700 Journals and 15,000,000 Readers Each Journal is getting 25,000+ ReadersThis Readership is 10 times more when compared to other Subscription Journals (Source: Google Analytics)
|Steven L Warner|
|Tolero Pharmaceuticals, Inc., USA|
|Keynote: J Cancer Sci Ther|
|Alvocidib drug development has largely focused on the inhibition of cell cycle regulating CDKs. However, recent clinical activity in leukemia is not fully accounted for by cell cycle inhibition. We set out to more fully understand the mechanism of alvocidib particularly in leukemia patients that were benefiting significantly from the treatment. In addition to the cell cycle regulating CDKs, alvocidib has very potent activity against CDK9 (IC50=1.5 nM). CDK9 is responsible for controlling the transcriptional pause release that is important for the expression of certain genes. One of the most universally regulated transcripts by CDK9 is the anti-apoptotic family member, MCL-1, a member of the BCL-2 family involved suppressing cell death. Alvocidib treatment results in a concentration and time-dependent inhibition of MCL-1 expression in cancer cells. To further validate the CDK9/MCL-1 axis as the therapeutic target of alvocidib in, we utilized an approach called mitochondrial profiling to interrogate the dependencies that leukemia cells have on BCL-2 family members and retrospectively screened archived patient samples from a previously completed phase II clinical trial. We discovered that the patients that had a strong dependency on MCL-1, identified by a high NOXA priming score, where those that showed profound benefits from alvocidib. These findings led us to conduct an on-going phase II prospective biomarker trial where we are prescreening patients for NOXA priming and enrolling patients with a score 40%. Taken together, these results highly support the conclusion that alvocidib works through a mechanism that targets CDK9 activity and MCL-1 expression.|
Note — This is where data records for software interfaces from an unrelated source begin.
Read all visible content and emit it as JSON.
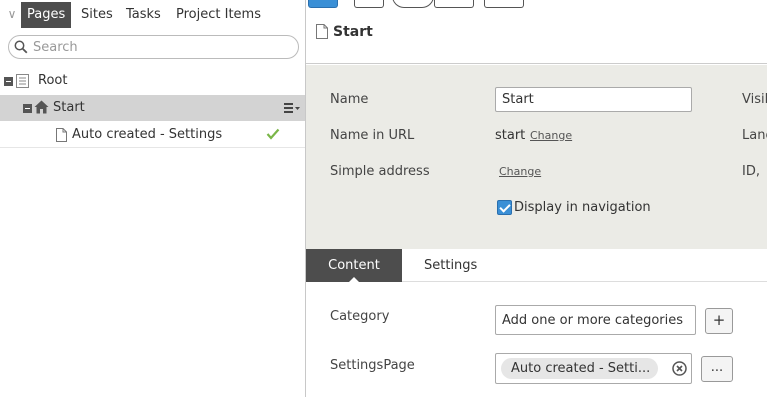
{
  "left_pane": {
    "tabs": [
      "Pages",
      "Sites",
      "Tasks",
      "Project Items"
    ],
    "search": {
      "placeholder": "Search",
      "value": ""
    },
    "tree": {
      "root": "Root",
      "start": "Start",
      "child": "Auto created - Settings"
    }
  },
  "right_pane": {
    "page_title": "Start",
    "props": {
      "name_label": "Name",
      "name_value": "Start",
      "url_label": "Name in URL",
      "url_value": "start",
      "url_change": "Change",
      "simple_label": "Simple address",
      "simple_change": "Change",
      "display_nav_label": "Display in navigation",
      "display_nav_checked": true,
      "right_labels": [
        "Visil",
        "Lanc",
        "ID,"
      ]
    },
    "content_tabs": [
      "Content",
      "Settings"
    ],
    "content": {
      "category_label": "Category",
      "category_placeholder": "Add one or more categories",
      "add_button": "+",
      "settings_page_label": "SettingsPage",
      "settings_page_value": "Auto created - Setti...",
      "browse_button": "..."
    }
  },
  "colors": {
    "selected_row": "#d3d3d3",
    "active_tab": "#4d4d4d",
    "props_bg": "#ebebe6",
    "checkmark": "#7ab648",
    "checkbox": "#3a8fd6"
  }
}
Steven L Warner specializes in small molecule drug discovery, new screening platforms in drug discovery, and translational research focusing on cancer therapeutics. He is an expert in the discovery of novel cancer agents and has played integral roles in moving multiple compounds into clinical trials. He earned his graduate degree in Pharmaceutical Sciences at the University of Arizona. He completed a postdoctoral fellowship under the mentoring of Dan Von Hoff at the Translational Genomics Research Institute (TGen). He is currently the Vice President of Drug Discovery and Development at Tolero Pharmaceuticals.
Email: [email protected]
|PDF | HTML|